Data entries:
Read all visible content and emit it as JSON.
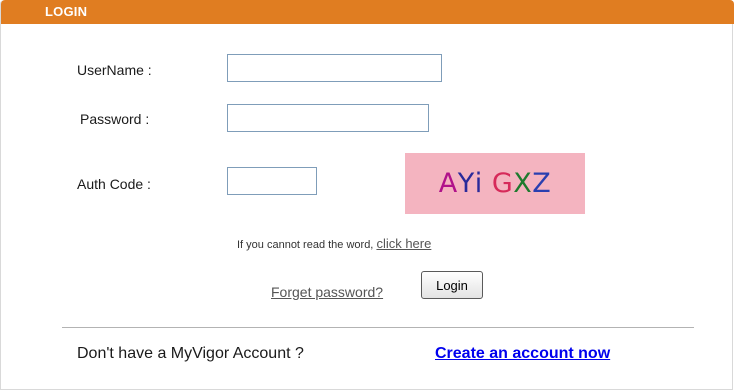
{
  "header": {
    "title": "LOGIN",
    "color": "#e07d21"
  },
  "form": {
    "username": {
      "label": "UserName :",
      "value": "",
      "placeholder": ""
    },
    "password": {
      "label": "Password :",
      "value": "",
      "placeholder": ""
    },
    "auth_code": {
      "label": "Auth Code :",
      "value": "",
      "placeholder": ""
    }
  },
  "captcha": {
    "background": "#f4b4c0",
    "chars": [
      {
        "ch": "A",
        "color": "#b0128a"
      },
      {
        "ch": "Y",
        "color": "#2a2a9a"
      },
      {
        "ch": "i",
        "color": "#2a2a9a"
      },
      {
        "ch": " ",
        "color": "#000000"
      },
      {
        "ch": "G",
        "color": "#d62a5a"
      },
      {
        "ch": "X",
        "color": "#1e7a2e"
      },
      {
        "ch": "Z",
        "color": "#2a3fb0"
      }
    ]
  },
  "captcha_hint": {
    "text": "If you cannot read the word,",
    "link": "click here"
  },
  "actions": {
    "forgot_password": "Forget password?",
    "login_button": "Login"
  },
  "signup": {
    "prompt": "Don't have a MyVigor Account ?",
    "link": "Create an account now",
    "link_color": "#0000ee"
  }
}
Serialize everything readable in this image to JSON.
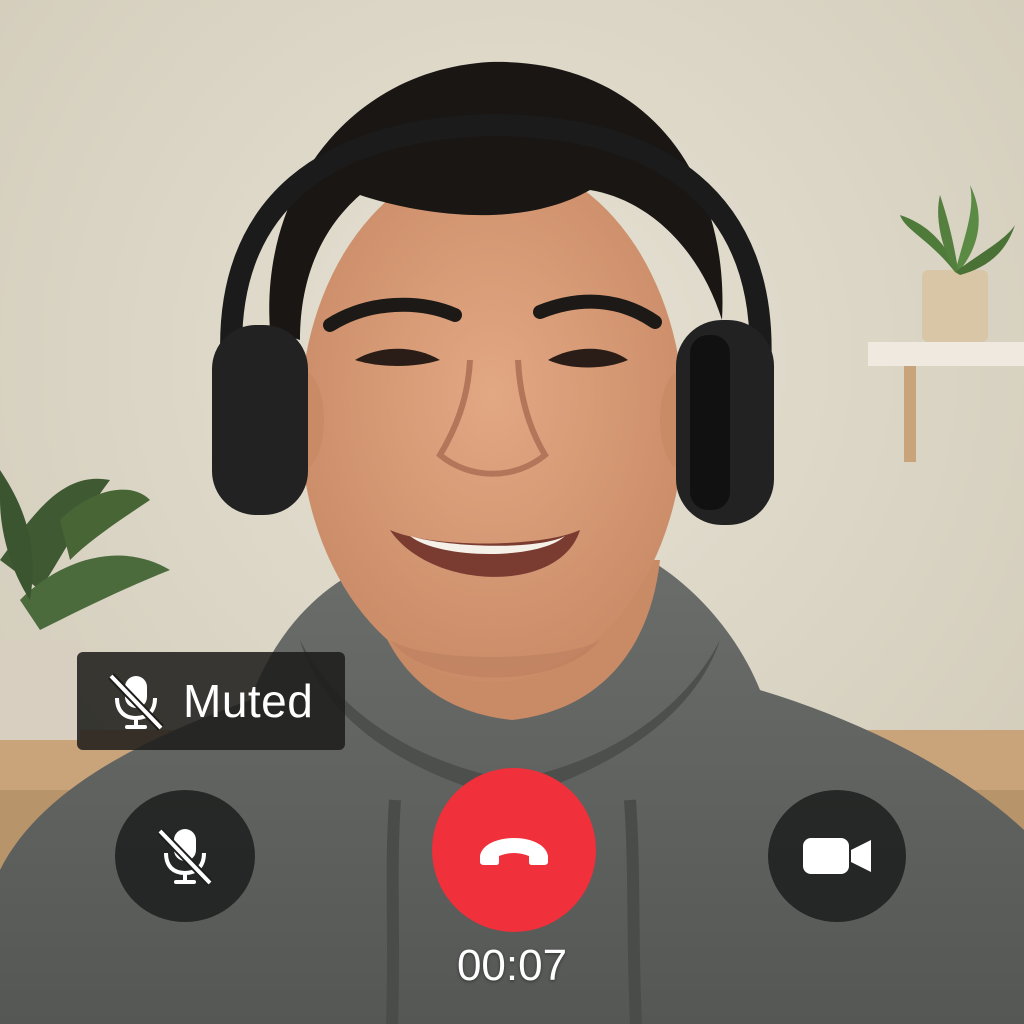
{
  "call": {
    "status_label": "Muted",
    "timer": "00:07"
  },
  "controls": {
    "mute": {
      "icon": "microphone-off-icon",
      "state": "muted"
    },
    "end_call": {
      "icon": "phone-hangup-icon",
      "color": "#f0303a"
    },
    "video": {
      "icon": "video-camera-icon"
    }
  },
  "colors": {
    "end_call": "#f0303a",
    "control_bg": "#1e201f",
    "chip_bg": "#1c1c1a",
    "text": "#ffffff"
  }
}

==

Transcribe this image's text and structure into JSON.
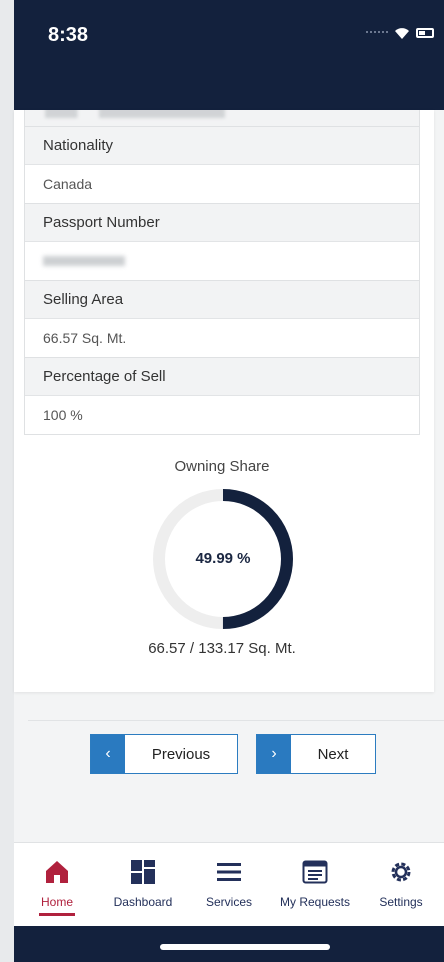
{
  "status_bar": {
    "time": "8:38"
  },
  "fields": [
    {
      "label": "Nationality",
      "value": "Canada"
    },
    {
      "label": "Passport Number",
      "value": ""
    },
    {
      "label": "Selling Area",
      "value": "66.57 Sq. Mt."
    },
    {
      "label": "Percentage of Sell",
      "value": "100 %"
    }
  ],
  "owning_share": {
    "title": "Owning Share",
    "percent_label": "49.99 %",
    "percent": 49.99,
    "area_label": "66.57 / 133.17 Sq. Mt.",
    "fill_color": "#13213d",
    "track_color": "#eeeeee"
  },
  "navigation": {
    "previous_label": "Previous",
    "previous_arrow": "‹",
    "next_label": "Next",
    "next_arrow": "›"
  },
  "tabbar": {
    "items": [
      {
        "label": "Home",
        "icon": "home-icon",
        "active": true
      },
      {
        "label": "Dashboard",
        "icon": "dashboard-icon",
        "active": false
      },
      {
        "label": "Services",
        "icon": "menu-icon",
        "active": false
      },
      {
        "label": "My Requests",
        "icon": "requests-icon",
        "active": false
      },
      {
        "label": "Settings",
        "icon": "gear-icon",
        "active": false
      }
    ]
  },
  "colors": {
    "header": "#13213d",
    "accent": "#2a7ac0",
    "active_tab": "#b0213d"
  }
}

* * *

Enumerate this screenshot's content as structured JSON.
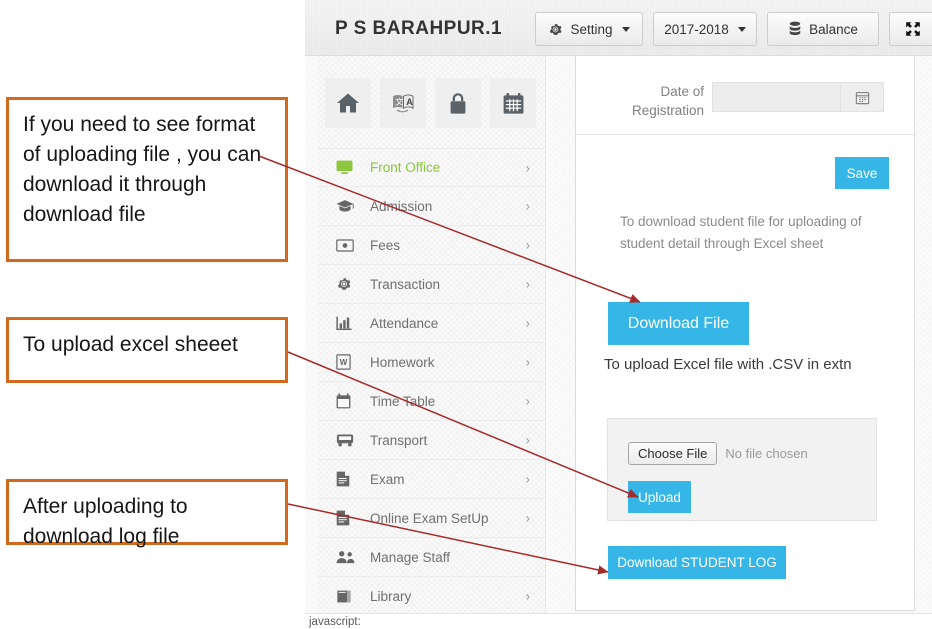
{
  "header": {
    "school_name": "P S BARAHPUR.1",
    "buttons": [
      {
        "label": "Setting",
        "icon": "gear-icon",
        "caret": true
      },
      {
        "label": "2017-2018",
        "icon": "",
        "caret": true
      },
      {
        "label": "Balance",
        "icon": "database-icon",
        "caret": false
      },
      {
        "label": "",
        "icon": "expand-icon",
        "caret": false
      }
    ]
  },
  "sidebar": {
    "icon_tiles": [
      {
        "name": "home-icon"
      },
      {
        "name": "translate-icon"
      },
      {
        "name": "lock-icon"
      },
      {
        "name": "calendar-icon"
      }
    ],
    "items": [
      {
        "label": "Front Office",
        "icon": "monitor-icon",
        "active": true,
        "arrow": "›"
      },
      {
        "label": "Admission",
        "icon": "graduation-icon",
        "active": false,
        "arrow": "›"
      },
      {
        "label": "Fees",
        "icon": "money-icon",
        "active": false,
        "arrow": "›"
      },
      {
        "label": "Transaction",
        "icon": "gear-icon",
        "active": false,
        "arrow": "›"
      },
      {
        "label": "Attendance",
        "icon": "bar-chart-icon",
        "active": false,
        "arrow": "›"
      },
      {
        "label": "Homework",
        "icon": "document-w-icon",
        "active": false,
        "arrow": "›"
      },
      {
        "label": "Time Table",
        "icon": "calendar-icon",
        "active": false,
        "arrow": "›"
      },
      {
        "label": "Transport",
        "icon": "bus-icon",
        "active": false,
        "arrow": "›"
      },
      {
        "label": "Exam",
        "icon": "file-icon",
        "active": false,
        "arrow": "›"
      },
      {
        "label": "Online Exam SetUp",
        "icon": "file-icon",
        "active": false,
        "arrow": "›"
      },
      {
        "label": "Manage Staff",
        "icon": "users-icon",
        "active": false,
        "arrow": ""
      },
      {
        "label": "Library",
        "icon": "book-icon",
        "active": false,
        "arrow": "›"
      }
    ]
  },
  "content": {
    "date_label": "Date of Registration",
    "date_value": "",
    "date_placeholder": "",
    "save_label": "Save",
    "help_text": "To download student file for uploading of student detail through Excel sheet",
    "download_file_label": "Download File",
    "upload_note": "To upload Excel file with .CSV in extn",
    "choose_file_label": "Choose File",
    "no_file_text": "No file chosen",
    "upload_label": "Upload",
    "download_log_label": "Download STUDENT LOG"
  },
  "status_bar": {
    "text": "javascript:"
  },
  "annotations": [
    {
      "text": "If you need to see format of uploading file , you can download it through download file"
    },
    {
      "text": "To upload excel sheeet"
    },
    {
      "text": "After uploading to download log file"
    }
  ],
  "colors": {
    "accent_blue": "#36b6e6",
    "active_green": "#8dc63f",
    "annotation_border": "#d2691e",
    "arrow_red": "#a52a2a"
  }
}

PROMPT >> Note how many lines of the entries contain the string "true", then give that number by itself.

OUTPUT OF THE TASK >> 4